THE PROBLEM:
Return the listing verbatim, images left out.
*** PROVIDED DATA ***
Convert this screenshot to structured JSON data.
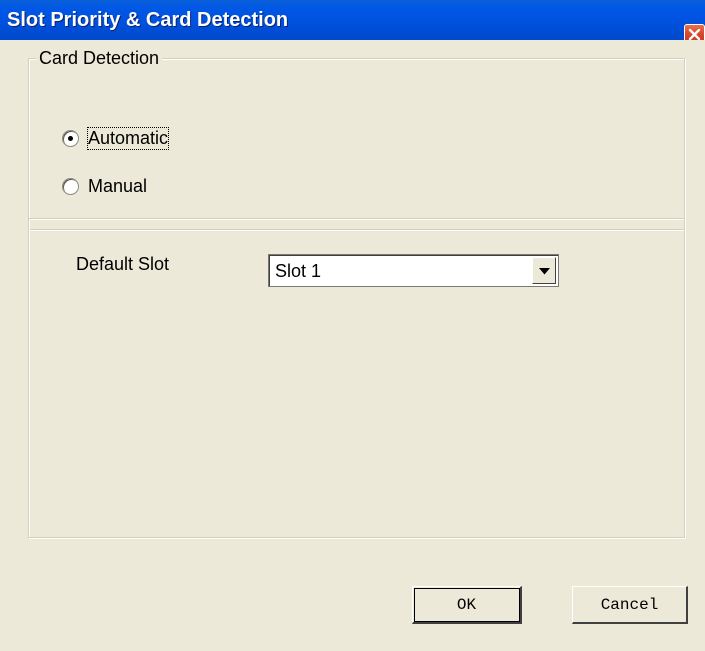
{
  "window": {
    "title": "Slot Priority & Card Detection"
  },
  "card_detection": {
    "legend": "Card Detection",
    "options": [
      {
        "label": "Automatic",
        "selected": true
      },
      {
        "label": "Manual",
        "selected": false
      }
    ]
  },
  "default_slot": {
    "label": "Default Slot",
    "selected_value": "Slot 1"
  },
  "buttons": {
    "ok_label": "OK",
    "cancel_label": "Cancel"
  },
  "icons": {
    "close": "close-icon",
    "dropdown": "chevron-down-icon"
  },
  "colors": {
    "titlebar": "#0054e3",
    "dialog_bg": "#ece9d8",
    "close_button": "#d9462a"
  }
}
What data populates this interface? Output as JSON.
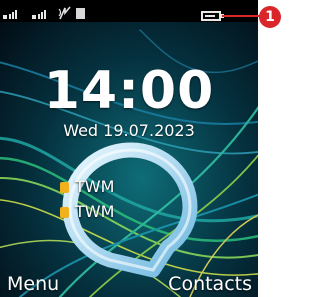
{
  "status_bar": {
    "signal_icons": [
      "sim1-signal-icon",
      "sim2-signal-icon"
    ],
    "network_icon": "network-activity-icon",
    "storage_icon": "sd-card-icon",
    "battery_icon": "battery-icon"
  },
  "clock": {
    "time": "14:00",
    "date": "Wed 19.07.2023"
  },
  "operators": [
    {
      "name": "TWM"
    },
    {
      "name": "TWM"
    }
  ],
  "softkeys": {
    "left": "Menu",
    "right": "Contacts"
  },
  "callout": {
    "number": "1"
  },
  "colors": {
    "callout": "#d8262b",
    "sim_icon": "#f1b01c"
  }
}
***
EXERCISE OUTPUT:
Convert this screenshot to structured JSON data.
{
  "window": {
    "title": "Slot Priority & Card Detection"
  },
  "card_detection": {
    "legend": "Card Detection",
    "options": [
      {
        "label": "Automatic",
        "selected": true
      },
      {
        "label": "Manual",
        "selected": false
      }
    ]
  },
  "default_slot": {
    "label": "Default Slot",
    "selected_value": "Slot 1"
  },
  "buttons": {
    "ok_label": "OK",
    "cancel_label": "Cancel"
  },
  "icons": {
    "close": "close-icon",
    "dropdown": "chevron-down-icon"
  },
  "colors": {
    "titlebar": "#0054e3",
    "dialog_bg": "#ece9d8",
    "close_button": "#d9462a"
  }
}
What data populates this interface? Output as JSON.
{
  "status_bar": {
    "signal_icons": [
      "sim1-signal-icon",
      "sim2-signal-icon"
    ],
    "network_icon": "network-activity-icon",
    "storage_icon": "sd-card-icon",
    "battery_icon": "battery-icon"
  },
  "clock": {
    "time": "14:00",
    "date": "Wed 19.07.2023"
  },
  "operators": [
    {
      "name": "TWM"
    },
    {
      "name": "TWM"
    }
  ],
  "softkeys": {
    "left": "Menu",
    "right": "Contacts"
  },
  "callout": {
    "number": "1"
  },
  "colors": {
    "callout": "#d8262b",
    "sim_icon": "#f1b01c"
  }
}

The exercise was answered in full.